## Work required
How many lines in the listing include the string "view"? Reply with the number alone.

• • • • •

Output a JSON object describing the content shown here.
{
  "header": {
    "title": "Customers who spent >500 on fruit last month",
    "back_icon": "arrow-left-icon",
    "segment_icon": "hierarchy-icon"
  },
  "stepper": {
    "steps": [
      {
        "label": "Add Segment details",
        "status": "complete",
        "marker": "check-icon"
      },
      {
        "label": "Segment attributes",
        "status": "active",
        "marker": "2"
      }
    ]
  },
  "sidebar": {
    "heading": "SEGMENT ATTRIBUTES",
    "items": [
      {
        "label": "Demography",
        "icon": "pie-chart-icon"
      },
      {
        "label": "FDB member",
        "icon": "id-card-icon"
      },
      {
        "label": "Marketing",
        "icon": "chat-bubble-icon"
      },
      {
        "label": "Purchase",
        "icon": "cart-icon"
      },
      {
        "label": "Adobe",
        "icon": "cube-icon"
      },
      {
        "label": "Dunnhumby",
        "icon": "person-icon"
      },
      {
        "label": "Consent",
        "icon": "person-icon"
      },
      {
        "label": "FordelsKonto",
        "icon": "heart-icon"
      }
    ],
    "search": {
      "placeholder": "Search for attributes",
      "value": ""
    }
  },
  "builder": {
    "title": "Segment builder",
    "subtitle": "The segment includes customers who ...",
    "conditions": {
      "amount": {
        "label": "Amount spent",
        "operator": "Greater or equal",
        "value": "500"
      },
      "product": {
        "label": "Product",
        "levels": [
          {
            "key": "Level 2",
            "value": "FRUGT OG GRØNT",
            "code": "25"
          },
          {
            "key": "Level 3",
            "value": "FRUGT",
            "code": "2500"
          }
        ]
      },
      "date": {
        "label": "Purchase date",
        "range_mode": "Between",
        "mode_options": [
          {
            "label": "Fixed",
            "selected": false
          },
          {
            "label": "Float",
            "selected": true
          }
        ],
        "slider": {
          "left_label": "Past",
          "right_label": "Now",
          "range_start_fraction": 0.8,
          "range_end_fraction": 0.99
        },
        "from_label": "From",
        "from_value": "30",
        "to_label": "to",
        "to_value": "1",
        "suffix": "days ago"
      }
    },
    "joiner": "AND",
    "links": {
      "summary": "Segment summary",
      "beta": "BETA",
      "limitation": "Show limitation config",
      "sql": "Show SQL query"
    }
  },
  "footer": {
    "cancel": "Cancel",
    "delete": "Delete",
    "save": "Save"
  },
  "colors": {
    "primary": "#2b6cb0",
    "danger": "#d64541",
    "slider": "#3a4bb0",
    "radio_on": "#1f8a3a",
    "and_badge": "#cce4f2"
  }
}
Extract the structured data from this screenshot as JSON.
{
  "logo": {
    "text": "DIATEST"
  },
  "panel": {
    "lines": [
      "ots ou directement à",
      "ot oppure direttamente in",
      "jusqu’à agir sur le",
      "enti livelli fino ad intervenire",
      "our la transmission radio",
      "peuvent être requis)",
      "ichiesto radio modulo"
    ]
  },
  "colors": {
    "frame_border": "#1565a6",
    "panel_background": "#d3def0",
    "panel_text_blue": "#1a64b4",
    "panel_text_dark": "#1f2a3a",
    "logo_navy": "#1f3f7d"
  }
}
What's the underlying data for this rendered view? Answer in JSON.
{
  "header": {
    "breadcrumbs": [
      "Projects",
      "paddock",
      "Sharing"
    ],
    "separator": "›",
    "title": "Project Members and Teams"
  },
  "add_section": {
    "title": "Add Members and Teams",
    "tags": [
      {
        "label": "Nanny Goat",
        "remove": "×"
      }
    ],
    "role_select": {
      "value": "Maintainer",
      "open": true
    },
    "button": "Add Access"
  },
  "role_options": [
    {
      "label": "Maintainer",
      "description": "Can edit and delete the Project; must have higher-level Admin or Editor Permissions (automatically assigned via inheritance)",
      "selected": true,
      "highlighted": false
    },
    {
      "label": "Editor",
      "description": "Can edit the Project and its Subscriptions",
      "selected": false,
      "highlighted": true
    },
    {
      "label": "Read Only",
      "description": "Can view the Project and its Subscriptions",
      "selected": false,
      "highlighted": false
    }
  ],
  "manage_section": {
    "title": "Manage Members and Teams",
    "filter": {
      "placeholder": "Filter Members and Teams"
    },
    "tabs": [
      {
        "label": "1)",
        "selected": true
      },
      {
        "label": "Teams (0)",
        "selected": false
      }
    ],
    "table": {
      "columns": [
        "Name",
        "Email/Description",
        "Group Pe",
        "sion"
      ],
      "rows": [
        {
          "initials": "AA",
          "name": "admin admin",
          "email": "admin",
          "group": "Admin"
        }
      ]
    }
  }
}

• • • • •

## Response for this exercise
2